If your employees or subcontractors use their own personal vehicles for snow removal, it is important to understand that their personal auto policy does not apply to business use. You can add hired and non-owned insurance to protect your employees’ personal vehicles, and you should require subcontractors to provide their own proof of insurance with liability levels at least equal to your own limits.

Be sure to discuss with your insurance professional any detachable equipment, such as snow blades, to ensure it is included as well.

Of additional note: It is common for landscape companies to augment income in winter months by plowing snow. Do not assume your current vehicle insurance extends to snow removal jobs; you should confirm adequate coverage with your insurance professional.

Commercial property

Whether you own or lease a business space or operate your business from home, commercial property insurance helps with the cost of damage or loss of physical assets owned by the business. This includes computers and technology, tools, furniture and other possessions. Losses related to theft, vandalism, fires, storms, explosions or burst pipes are typically covered, while those caused by earthquakes, floods or wildfires require an add-on policy specific to those perils.

You may want to add other coverages to your commercial property policy as well, depending on your business model. As examples, you may want equipment breakdown insurance to cover the repair or replacement of specific valuable equipment due to an electrical or mechanical issue, and business interruption insurance to replace income lost during a forced halt in operations due to a covered physical loss.

Talk to your agent or broker about off-season use and storage of your equipment as well.

Errors and omissions (E&O)

Also known as professional liability, this type of policy protects you if someone accuses you of making a mistake that costs them money or harm, including issues related to negligence, errors in service provided, omissions, misrepresentations or inaccurate advice.

As examples of potential E&O claims, perhaps your employees failed to show up at a client location following a snowfall or they failed to clear all required surfaces,  making it impossible for a client to open for the day. While general liability would not cover these instances because third-party physical damage or personal injury did not occur, E&O coverage could apply.

Workers’ compensation

Most states require employers to carry workers’ compensation insurance. Depending on the number of employees you have, you may need to purchase this insurance to provide for medical expenses and/or lost wages caused by a workplace injury. Note that if you use independent contractors, you need to consult a labor lawyer as well as your insurance professional, since the government is cracking down on misclassification of workers. Depending on how you structure your relationship with contract workers, you could be considered their employer — even if for a very short period of time — and you might need to include them on your workers’ comp policy.

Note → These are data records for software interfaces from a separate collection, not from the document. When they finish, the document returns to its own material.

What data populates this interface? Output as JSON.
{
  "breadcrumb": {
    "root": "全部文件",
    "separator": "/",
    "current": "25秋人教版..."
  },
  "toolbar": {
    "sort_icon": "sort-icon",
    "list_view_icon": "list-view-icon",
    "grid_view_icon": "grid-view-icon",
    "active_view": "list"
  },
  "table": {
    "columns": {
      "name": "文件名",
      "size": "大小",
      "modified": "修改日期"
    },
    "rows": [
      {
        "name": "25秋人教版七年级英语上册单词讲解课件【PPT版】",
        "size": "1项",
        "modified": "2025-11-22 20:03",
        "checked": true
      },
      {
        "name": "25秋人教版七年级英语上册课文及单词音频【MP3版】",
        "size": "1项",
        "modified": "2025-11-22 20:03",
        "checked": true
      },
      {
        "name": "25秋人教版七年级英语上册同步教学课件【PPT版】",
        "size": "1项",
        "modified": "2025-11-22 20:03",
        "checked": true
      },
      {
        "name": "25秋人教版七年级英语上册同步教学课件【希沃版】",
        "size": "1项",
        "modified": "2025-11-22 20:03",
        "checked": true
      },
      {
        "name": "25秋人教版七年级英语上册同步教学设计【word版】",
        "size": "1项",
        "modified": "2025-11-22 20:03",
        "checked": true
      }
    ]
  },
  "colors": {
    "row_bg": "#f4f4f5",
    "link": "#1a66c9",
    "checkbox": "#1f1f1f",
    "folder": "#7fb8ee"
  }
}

Umbrella insurance

There is always risk of a loss greater than your policy limits. To protect against catastrophic loss, an umbrella policy can provide backup protection by picking up where your primary insurance leaves off. An umbrella policy cannot be used as a replacement for primary policies, but it does allow you to control costs by maintaining lower primary policy limits without leaving yourself exposed, should a large liability claim occur.

Customize your options to get the right coverage

As a snow removal company, you have several options for how to insure your business. The policies discussed above are traditional methods, but there are more innovative products that you may wish to consider.

One is an insurance program specifically designed for snow removal (and lawn care) companies. An insurance program typically bundles multiple coverages for a client so you don’t have to build a full suite piecemeal. There are also business owner policies and insurance package polices that achieve a similar outcome — the fullest protection assembled into a suite specifically for your needs.

Call us  about these options since they are designed to be highly effective and affordable.